She's also the kid that I've named each and every one of my gray hairs after.  And the number of those gray hairs is increasing at an alarming rate.

How cold is it?

on 07 January 2014

There are icicles and frost on the INSIDE of the apartment.


And really, I love winter.  I love the cold.  I love the break from the heat of summer and the bugs.  But after four years in this apartment, I have no love for the apartment itself.

Now if you'll excuse me, I have a sweater to knit, for ME.  It's cold!

Concession Speech

on 06 January 2014

Last Saturday I declared that I was ready and able to rise to the challenge of my Pile of Sewing Projects.  There was a baby gift to be assembled, a birthday dress to be finished and a pile of cozy flannel nightgowns to be put together.  I put on soothing music, I opened all the blinds so as to make the apartment as bright as possible, and Christopher took over the task of occupying the children.

I worked for an hour.  I gathered and pinned and sewed and unpicked.  And unpicked.  And UNPICKED.  Until I had an epiphany.

I was beaten.  Defeated.  DONE. 

I chocked the birthday dress up to a "learning experience" and promptly threw it away.  I had gathered that skirt FIVE times.  I had stitched it to the bodice THREE times.  I had unpicked more than I ever care to unpick ever again.  I acknowledged defeat and left the field of battle with shame, but with my sanity still (sort of) in tact.
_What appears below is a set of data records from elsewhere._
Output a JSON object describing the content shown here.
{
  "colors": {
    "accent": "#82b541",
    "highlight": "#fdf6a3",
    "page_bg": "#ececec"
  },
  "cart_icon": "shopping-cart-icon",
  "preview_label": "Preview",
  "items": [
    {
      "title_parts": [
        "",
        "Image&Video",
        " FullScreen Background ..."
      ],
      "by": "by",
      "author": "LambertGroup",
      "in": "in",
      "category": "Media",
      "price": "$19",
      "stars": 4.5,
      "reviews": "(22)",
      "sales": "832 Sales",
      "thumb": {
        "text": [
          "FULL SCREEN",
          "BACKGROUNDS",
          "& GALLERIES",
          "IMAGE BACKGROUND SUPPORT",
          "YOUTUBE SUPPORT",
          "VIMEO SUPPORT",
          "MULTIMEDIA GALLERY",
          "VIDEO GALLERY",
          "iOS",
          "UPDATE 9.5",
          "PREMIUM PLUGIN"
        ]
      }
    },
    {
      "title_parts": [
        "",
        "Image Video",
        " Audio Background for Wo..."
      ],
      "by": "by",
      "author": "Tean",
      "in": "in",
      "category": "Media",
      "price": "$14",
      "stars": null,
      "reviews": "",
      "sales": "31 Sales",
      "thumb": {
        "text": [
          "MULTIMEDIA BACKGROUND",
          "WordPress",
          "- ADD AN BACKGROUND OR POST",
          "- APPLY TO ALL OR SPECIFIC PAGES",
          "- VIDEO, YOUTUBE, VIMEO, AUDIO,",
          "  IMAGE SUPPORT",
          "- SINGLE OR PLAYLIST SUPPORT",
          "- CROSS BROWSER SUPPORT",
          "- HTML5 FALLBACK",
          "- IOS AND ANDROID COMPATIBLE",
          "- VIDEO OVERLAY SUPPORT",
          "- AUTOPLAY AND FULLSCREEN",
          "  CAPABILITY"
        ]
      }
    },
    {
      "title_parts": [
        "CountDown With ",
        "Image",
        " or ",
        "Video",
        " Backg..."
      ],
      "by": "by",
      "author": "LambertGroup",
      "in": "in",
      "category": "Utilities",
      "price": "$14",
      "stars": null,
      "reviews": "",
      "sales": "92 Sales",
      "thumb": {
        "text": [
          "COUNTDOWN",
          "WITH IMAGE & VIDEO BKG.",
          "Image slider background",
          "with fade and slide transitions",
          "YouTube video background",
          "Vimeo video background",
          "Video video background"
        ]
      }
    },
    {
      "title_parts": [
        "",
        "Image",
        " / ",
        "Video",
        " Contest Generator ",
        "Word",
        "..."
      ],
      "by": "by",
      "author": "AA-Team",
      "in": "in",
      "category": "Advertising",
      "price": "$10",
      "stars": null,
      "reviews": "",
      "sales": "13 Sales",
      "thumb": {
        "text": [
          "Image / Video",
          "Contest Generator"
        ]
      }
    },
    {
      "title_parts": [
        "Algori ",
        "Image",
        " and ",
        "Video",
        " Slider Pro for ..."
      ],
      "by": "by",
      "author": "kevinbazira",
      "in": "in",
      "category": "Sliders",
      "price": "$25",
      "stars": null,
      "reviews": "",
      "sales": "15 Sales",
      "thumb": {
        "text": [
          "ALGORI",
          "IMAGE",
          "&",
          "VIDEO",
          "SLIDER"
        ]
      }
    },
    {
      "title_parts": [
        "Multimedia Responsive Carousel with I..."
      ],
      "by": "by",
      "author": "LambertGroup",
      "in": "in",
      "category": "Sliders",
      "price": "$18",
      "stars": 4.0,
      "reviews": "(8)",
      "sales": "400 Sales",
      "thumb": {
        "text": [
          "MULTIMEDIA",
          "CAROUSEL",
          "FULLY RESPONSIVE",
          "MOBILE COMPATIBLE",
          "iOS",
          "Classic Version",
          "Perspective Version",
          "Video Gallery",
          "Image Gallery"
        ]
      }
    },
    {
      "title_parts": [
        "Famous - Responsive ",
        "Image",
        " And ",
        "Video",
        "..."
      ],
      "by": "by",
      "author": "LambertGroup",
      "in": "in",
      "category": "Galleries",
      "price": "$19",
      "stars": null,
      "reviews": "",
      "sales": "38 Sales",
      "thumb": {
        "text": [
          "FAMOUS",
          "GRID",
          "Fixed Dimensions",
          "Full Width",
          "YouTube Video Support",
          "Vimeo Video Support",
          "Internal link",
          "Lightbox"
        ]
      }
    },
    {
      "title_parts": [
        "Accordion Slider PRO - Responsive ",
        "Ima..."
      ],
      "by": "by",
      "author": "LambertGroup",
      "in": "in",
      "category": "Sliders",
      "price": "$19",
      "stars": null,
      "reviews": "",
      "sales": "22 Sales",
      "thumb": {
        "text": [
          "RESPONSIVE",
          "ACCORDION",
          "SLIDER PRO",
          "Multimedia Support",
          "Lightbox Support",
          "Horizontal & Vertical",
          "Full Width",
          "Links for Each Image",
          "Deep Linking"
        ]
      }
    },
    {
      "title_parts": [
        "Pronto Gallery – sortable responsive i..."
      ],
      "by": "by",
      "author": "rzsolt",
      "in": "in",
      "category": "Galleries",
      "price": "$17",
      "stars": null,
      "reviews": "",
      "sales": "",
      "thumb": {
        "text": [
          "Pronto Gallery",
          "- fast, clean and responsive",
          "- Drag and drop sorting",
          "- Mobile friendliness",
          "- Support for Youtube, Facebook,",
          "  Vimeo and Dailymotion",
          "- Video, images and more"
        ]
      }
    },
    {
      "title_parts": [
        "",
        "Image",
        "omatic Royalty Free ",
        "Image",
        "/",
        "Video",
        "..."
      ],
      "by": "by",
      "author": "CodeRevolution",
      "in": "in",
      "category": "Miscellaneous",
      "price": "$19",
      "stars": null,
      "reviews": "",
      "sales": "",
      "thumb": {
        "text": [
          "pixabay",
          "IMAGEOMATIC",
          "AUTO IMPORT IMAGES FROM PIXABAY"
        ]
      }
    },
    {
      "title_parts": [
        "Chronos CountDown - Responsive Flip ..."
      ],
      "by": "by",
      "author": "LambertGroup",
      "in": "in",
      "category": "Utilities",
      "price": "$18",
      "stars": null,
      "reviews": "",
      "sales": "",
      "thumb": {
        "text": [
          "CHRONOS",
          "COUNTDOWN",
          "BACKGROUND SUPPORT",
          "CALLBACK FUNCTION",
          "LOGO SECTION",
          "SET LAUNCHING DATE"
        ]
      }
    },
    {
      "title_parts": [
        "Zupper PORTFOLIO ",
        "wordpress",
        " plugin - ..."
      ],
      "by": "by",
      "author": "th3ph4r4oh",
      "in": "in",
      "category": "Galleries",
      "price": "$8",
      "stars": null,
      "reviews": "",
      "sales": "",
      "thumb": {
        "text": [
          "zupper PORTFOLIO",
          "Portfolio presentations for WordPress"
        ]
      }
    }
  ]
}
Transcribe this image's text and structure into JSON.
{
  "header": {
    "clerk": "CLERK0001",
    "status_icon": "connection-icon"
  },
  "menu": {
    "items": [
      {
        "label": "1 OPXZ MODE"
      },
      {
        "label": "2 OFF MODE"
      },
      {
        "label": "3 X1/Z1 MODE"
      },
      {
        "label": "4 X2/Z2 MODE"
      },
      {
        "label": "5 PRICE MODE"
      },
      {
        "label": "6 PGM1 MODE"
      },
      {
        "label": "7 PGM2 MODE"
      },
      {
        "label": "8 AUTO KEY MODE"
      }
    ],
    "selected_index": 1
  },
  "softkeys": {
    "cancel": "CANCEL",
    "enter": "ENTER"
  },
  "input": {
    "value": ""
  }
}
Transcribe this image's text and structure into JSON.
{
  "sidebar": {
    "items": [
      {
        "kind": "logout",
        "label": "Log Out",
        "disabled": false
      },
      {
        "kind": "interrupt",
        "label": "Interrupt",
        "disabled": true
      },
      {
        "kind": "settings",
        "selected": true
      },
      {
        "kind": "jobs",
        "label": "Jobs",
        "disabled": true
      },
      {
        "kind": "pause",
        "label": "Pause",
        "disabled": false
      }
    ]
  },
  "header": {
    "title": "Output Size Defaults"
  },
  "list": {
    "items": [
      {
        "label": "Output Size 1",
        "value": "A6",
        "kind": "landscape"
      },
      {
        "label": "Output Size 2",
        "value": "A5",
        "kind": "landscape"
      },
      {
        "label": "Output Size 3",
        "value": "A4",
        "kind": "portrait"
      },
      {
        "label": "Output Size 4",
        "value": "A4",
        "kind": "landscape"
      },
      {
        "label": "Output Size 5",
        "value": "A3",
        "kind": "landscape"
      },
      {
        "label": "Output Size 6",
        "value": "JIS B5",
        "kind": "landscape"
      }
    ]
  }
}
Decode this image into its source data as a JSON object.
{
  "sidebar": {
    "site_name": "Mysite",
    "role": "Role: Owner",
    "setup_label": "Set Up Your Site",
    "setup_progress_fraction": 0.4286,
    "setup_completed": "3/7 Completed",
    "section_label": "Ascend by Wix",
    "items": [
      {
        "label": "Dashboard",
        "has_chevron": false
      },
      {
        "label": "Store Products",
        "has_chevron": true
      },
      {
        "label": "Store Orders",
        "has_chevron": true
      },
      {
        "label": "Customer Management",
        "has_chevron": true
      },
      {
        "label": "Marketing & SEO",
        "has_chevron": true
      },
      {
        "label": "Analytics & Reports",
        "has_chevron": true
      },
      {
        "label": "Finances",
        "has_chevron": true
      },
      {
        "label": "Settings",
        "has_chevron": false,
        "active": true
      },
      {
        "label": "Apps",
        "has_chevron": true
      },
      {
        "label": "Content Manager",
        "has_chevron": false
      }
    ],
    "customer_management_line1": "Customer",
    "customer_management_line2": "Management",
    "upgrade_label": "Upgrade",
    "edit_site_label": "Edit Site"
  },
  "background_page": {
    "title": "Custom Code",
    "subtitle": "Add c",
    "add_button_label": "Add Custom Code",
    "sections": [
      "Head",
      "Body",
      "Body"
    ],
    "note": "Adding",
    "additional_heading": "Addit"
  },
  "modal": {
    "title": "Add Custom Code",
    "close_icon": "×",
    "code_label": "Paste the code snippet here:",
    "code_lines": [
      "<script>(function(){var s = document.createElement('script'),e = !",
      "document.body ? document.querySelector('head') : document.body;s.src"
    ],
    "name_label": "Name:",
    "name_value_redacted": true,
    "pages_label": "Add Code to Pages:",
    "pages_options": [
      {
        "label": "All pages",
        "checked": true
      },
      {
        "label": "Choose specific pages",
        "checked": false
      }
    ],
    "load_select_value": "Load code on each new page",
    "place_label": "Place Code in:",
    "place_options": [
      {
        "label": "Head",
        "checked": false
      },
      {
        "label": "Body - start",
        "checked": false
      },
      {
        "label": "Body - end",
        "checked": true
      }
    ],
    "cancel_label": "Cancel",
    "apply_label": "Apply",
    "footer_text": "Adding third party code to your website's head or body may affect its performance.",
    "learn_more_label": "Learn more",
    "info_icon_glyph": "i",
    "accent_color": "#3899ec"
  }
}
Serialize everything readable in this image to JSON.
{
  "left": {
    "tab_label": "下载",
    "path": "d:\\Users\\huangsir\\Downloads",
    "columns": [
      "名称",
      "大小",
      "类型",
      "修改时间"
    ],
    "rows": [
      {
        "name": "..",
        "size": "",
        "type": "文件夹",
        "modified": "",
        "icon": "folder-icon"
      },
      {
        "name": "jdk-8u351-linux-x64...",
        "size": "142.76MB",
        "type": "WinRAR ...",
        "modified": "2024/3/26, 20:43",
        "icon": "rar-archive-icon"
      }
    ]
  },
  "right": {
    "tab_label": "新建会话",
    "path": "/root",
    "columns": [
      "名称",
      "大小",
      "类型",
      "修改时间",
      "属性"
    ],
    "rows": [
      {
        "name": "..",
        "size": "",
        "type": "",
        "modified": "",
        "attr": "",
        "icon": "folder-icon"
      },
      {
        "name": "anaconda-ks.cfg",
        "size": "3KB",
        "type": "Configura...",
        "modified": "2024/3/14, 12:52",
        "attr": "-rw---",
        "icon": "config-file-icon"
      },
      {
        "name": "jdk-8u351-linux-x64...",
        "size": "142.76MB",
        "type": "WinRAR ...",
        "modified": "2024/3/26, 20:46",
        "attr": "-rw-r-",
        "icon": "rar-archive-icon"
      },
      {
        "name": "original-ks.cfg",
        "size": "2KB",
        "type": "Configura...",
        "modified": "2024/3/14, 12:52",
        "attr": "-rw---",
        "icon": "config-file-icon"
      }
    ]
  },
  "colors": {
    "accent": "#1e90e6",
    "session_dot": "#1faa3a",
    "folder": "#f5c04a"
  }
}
I moved on to the baby gift.  And I cut and pinned and stitched until my machine jammed at which point, expletives were thought a-plenty, though, I remain proud of the fact that I did not utter them in the presence of my children.

At that point I moved on to LAUNDRY.

But my sweet husband, unjammed the machine and proceeded to do the first step in assembling for me.  I later returned, finished the gift and then wisely packed the whole mess AWAY.  Far, FAR away in the very top of my closet until I can regain some composure.

So as you can see, my skillz are not quite so MAD as some would mistakenly believe.

I'm going back to knitting.

Two Years In

on 03 January 2014

Today is my Girl's second Birthday.

In keeping with tradition, I told her the story of her birth.  About how scared Mama was and everything that happened.  She stared at me with big eyes and a slightly furrowed brow.  Probably because she only understood about half the words.  But, and this moment captures the essence of her nature, when I finished I picked her up and she looked me in the face, laid her head on my shoulder and patted my back with her tiny little hands.  She is so quick to comfort, and she doesn't need to understand what's wrong, she just loves.  And I look at her and think, "I could learn how to be more like that."

I know that I'm her mother and therefore not an objective source, but she is one of the most interesting people I've ever met.  She speaks only in exclamation marks and often prefers the sound effect to the actual word.  She's funny and adventurous and clever.  For someone with relatively no sense of fear, she is incredibly empathetic to others who are scared.  She either LOVES you, or she doesn't have the time of day for you.  But where she loves, she loves BIG.  In fact, Go Big or Go Home might just sum up daily life with this little one.

The Girl's Second Year from M.